William Kristol, a top Republican strategist and editor of the Weekly Standard is pushing Democratic senator Joe Lieberman for vice president, on the strength of Lieberman’s full‐throated support for the war without end. Pete Wehner, the leading intellectual in the Bush White House (OK, but still–that carries some weight in the Bush party), backs the idea in National Review.
True, Lieberman is one of the few Americans still solidly behind Bush’s war. But that couldn’t be sufficient for Republicans to put him a heartbeat from the presidency, right? He must share Republican values on other issues, right?
Not really. As Robert Novak pointed out back when Republicans were endorsing Lieberman for reelection,
Lieberman followed the liberal line in opposing oil drilling in ANWR, Bush tax cuts, overtime pay reform, the energy bill, and bans on partial‐birth abortion and same‐sex marriage. Similarly, he voted in support of Roe vs. Wade and for banning assault weapons and bunker buster bombs. His only two pro‐Bush votes were to fund the Iraq war and support missile defense (duplicating Sen. Hillary Clinton’s course on both).
Lieberman’s most recent ratings by the American Conservative Union were 7 percent in 2003, zero in 2004 and 8 percent in 2005.
I actually agree with him on a couple of those votes, though I wouldn’t expect that conservatives would. The National Taxpayers Union said that he voted with taxpayers 9 percent of the time in 2005, worse than Chris Dodd or Barbara Boxer. Maybe because of all the Republican love in 2006, he soared to a 15 percent rating.
In a previous speech, Lieberman called for a tax increase so that we could continue the war without “squeezing important domestic programs, as we have been doing”–his view of a period during which federal spending rose by one trillion dollars:
During the Second World War, our government raised taxes and we spent as much as 30 percent of our Gross Domestic Product to defeat fascism and Nazism. During the war in Korea, we raised taxes and spent fourteen percent of GDP on our military…Today, in the midst of a war against a brutal enemy in a dangerous world, we have cut taxes and are spending less than five percent of GDP to support our military…It is not an acceptable answer to push the sacrifice of this war against terrorism onto our children and grandchildren through deficit spending, as we have been doing. And it is not an acceptable answer to pay the costs of this war by squeezing important domestic programs, as we have been doing.

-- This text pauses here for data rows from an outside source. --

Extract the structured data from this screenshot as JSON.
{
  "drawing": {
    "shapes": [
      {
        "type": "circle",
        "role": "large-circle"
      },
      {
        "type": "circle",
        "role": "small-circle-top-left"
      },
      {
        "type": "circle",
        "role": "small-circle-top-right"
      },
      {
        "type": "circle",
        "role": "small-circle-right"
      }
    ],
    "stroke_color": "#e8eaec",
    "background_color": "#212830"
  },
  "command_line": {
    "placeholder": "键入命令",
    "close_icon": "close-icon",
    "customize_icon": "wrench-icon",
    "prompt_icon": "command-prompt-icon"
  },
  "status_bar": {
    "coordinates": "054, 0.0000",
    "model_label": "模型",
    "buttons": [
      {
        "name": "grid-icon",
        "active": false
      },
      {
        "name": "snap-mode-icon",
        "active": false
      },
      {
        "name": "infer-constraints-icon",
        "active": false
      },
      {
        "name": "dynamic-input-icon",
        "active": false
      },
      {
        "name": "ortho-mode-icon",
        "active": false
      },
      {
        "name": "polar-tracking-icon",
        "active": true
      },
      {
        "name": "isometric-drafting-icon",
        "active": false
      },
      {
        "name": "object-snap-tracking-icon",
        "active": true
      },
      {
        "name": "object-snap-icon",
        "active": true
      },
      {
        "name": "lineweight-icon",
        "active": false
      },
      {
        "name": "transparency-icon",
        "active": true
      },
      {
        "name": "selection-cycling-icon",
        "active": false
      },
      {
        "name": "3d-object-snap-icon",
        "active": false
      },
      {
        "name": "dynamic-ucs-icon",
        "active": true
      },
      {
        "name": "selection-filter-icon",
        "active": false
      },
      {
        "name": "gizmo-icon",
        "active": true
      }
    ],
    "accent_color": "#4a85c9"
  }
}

Only if you believe that continuing to support the war in Iraq outweighs all other issues combined–for the next five years–could a conservative reasonably support Joe Lieberman. And apparently some Republicans and conservatives are willing to toss aside his commitment to high taxes, higher spending, more regulation, and entitlement expansion in order to get a vice president firmly committed to long‐term entanglement in Iraq.